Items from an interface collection
□ □ □ □ □ □ □

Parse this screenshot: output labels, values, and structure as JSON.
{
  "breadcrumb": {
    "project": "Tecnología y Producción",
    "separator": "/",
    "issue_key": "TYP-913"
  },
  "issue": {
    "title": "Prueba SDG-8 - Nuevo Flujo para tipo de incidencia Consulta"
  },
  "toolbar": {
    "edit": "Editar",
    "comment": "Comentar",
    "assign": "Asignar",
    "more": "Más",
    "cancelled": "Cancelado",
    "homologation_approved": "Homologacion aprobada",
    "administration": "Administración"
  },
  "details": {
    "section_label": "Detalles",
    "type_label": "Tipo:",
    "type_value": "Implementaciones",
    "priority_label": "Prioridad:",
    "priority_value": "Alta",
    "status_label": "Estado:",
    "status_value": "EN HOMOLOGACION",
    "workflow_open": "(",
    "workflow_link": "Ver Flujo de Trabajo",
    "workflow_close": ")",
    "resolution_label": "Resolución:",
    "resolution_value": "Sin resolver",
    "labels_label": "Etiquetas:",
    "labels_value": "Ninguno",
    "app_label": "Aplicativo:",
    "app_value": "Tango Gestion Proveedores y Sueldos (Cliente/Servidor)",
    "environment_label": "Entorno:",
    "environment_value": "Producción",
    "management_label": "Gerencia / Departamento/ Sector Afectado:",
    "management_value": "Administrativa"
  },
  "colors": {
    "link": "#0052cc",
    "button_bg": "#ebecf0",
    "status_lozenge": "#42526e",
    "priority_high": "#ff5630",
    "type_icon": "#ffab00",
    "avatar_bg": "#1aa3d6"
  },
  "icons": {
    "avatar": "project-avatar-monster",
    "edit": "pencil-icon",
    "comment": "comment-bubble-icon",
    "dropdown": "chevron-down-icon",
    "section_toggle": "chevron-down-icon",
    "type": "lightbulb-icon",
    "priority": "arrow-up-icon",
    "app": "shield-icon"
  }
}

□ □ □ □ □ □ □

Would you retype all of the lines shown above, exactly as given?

Parse this screenshot: output labels, values, and structure as JSON.
{
  "breadcrumb": {
    "project": "Tecnología y Producción",
    "separator": "/",
    "issue_key": "TYP-913"
  },
  "issue": {
    "title": "Prueba SDG-8 - Nuevo Flujo para tipo de incidencia Consulta"
  },
  "toolbar": {
    "edit": "Editar",
    "comment": "Comentar",
    "assign": "Asignar",
    "more": "Más",
    "cancelled": "Cancelado",
    "homologation_approved": "Homologacion aprobada",
    "administration": "Administración"
  },
  "details": {
    "section_label": "Detalles",
    "type_label": "Tipo:",
    "type_value": "Implementaciones",
    "priority_label": "Prioridad:",
    "priority_value": "Alta",
    "status_label": "Estado:",
    "status_value": "EN HOMOLOGACION",
    "workflow_open": "(",
    "workflow_link": "Ver Flujo de Trabajo",
    "workflow_close": ")",
    "resolution_label": "Resolución:",
    "resolution_value": "Sin resolver",
    "labels_label": "Etiquetas:",
    "labels_value": "Ninguno",
    "app_label": "Aplicativo:",
    "app_value": "Tango Gestion Proveedores y Sueldos (Cliente/Servidor)",
    "environment_label": "Entorno:",
    "environment_value": "Producción",
    "management_label": "Gerencia / Departamento/ Sector Afectado:",
    "management_value": "Administrativa"
  },
  "colors": {
    "link": "#0052cc",
    "button_bg": "#ebecf0",
    "status_lozenge": "#42526e",
    "priority_high": "#ff5630",
    "type_icon": "#ffab00",
    "avatar_bg": "#1aa3d6"
  },
  "icons": {
    "avatar": "project-avatar-monster",
    "edit": "pencil-icon",
    "comment": "comment-bubble-icon",
    "dropdown": "chevron-down-icon",
    "section_toggle": "chevron-down-icon",
    "type": "lightbulb-icon",
    "priority": "arrow-up-icon",
    "app": "shield-icon"
  }
}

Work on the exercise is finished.